[Source records]
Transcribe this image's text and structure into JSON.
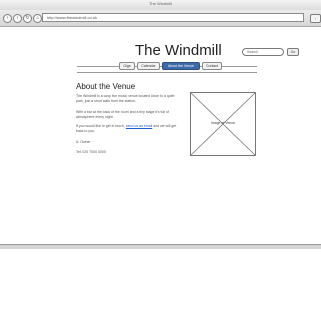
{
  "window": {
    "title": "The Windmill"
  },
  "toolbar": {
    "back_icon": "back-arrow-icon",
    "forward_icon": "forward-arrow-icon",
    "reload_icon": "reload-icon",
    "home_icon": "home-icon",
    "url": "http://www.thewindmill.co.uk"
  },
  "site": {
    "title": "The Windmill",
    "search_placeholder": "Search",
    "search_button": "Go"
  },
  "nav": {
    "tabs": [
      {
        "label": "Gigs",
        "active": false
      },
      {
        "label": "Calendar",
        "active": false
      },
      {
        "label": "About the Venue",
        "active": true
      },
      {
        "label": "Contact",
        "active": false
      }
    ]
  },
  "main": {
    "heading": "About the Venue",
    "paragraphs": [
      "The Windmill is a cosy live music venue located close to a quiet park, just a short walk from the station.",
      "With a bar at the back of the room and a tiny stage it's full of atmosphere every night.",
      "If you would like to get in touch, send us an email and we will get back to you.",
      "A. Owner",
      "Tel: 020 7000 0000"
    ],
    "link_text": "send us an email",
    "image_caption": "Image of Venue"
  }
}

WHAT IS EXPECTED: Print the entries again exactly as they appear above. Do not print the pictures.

RESULT:
Transcribe this image's text and structure into JSON.
{
  "window": {
    "title": "The Windmill"
  },
  "toolbar": {
    "back_icon": "back-arrow-icon",
    "forward_icon": "forward-arrow-icon",
    "reload_icon": "reload-icon",
    "home_icon": "home-icon",
    "url": "http://www.thewindmill.co.uk"
  },
  "site": {
    "title": "The Windmill",
    "search_placeholder": "Search",
    "search_button": "Go"
  },
  "nav": {
    "tabs": [
      {
        "label": "Gigs",
        "active": false
      },
      {
        "label": "Calendar",
        "active": false
      },
      {
        "label": "About the Venue",
        "active": true
      },
      {
        "label": "Contact",
        "active": false
      }
    ]
  },
  "main": {
    "heading": "About the Venue",
    "paragraphs": [
      "The Windmill is a cosy live music venue located close to a quiet park, just a short walk from the station.",
      "With a bar at the back of the room and a tiny stage it's full of atmosphere every night.",
      "If you would like to get in touch, send us an email and we will get back to you.",
      "A. Owner",
      "Tel: 020 7000 0000"
    ],
    "link_text": "send us an email",
    "image_caption": "Image of Venue"
  }
}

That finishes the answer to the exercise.